Bright Fields

By  |  September 25, 2015
Photograph of Marie Hull (1890-1980) with her dog, Mimi, taken in 1966 (photo by Charles Gerald for the Clarion Ledger–Jackson Daily News) | Courtesy of Mississippi Department of Archives and History Photograph of Marie Hull (1890-1980) with her dog, Mimi, taken in 1966 (photo by Charles Gerald for the Clarion Ledger–Jackson Daily News) | Courtesy of Mississippi Department of Archives and History

If you find yourself in Jackson this weekend, we suggest you visit the Mississippi Museum of Art for the opening of Bright Fields: The Mastery of Marie Hull, a large retrospective exhibition of one of the South’s most gifted artists. Hull was born in Summit, Mississippi, on September 28, 1890—a time when women could not vote in this country. During her remarkable lifetime her paintings were selected for major exhibits around the world (including the 1931 Spring Salon in Paris). Hull created oil paintings, drawings, and watercolors, and her work includes landscapes, floral still lifes, portraits, and what she described as “lyrical abstractions”: bold modern paintings in bright colors. Bright Fields showcases the depth and breadth of Hull’s output, such as her portraits of African Americans—including “An American Citizen,” in which she paints a man named John Wesley Washington dressed in fine attire, facing the viewer with an intense gaze. Washington was born into slavery, and Hull portrays him at ninety-four-years-old, a free man. Look also for Hull’s moving sharecropper portraits, which she painted during the Great Depression. (“I find that people who live close to the earthly, fundamental things usually have more character in their faces,” Hull said, of her choice to capture these subjects. “They have an unmasked look.”) The museum will also display a collection of the artist’s sketchbooks, which have never before been exhibited to the public. In conjunction with the exhibition, the University Press of Mississippi has published Levingston’s book of the same title. See the show in Jackson until January 10, 2016, and view a selection of Hull’s work below.

We are also excited, from afar, about the Lonnie Holley exhibit, Something to Take My Place, at Charleston’s Halsey Institute of Contemporary Art, on view through October 10. Holley, sixty-five, is a musician and prolific folk artist in the Rev. Howard Finster mold. Last year, the New York Times Magazine dubbed him “the insider’s outsider.” Known these days for his music, which is released by Dust-to-Digital, the Alabama-born sculptor creates spontaneous and constantly evolving works out of salvaged materials, communicating powerful messages steeped in American history of his experience as a Southern black man. Often, his works have focused on the civil rights movement—see the work “Memory Paper,” in which a piece of steel has been molted into pulped newspaper, lying on wooden pallet, symbolizing the weight of the period and the paper “it would take to tell the whole story.” “Blood on the Shoes of the Civil Rights Walker,” a piece composed of two women’s pumps painted red on the soles, symbolizes “the blood . . . pouring through the shoes of the women.” Of this piece, Holley says, “Women were the unsung heroes of the civil rights movement. They had to endure the hardships of outside and inside the home.” Holley is now based in Atlanta. His works have not been shown on this scale in more than two decades.
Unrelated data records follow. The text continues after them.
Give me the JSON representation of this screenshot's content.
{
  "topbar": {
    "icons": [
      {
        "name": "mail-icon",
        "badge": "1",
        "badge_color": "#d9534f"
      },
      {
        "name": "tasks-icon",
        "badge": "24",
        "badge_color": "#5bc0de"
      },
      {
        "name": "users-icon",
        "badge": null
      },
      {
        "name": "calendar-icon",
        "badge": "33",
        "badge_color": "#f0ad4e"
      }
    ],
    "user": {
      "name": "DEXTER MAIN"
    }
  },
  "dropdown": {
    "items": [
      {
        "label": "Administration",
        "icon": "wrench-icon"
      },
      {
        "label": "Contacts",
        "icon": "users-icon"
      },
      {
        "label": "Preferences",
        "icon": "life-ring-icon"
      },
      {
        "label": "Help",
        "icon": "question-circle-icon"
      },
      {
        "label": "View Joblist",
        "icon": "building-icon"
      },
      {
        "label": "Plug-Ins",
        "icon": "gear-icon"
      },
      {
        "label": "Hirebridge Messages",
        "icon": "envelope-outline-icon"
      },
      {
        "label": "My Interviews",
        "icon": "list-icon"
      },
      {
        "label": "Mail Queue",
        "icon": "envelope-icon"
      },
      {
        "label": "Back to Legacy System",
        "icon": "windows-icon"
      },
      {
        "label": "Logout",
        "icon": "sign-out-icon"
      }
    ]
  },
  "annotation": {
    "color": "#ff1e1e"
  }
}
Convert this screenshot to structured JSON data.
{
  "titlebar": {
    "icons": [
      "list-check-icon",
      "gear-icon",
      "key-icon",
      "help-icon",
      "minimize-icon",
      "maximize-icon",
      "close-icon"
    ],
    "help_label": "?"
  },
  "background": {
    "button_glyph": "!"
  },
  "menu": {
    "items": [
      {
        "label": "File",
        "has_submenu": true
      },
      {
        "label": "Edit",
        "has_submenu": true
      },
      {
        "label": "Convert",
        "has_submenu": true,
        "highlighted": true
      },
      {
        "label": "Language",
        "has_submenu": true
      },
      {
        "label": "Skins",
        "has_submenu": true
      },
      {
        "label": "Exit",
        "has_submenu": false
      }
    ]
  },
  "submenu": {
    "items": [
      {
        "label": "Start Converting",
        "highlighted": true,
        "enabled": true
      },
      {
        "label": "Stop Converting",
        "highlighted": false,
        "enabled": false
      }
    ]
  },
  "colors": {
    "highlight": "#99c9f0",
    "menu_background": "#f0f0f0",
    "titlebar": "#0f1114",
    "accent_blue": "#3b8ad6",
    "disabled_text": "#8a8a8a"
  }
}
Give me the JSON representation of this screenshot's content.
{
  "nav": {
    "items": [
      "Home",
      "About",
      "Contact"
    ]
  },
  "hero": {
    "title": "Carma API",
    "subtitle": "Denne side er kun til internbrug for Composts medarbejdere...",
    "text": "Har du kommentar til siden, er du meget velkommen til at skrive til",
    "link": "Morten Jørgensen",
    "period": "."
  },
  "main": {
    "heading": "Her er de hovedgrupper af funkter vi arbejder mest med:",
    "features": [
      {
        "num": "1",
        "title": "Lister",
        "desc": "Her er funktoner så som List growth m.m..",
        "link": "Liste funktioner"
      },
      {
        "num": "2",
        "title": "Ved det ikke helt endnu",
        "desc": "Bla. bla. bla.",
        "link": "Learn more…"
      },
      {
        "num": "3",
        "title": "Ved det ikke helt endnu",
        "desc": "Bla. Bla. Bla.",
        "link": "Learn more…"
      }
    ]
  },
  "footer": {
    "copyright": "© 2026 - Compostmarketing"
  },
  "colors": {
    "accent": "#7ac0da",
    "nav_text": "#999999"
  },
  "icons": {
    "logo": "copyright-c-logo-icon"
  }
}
Readers may recall Jamie Allen’s passionate appeal for the dignity and preservation of Atlanta’s embattled Gray squirrel population. “We city people have lost our connection to wild animals,” Allen wrote in our summer 2014 issue. “Our pavement paradise, our automobile enclaves, and the pervasive technologies that sap our powers of observation have blinded us to our earthly neighbors.” In recounting the efforts of the Inman Park Squirrel Census in Atlanta, of which he is a founding member, Allen implored us to see the invisible: to notice, and consider, the squirrel. Their last census, funded through Kickstarter, took place in 2012 and produced a wealth of information about the squirrels of Inman Park. As in any sound experiment, a follow-up census will be required to keep track of population variations, frequencies of sightings, and, perhaps, nut consumption. Next month, the group will conduct another one, and they’re currently seeking volunteers. Squirrel Friends, come forward.


All works by Marie Hull (1890-1980), courtesy of the Mississippi Museum of Art

From the editors of the Oxford American.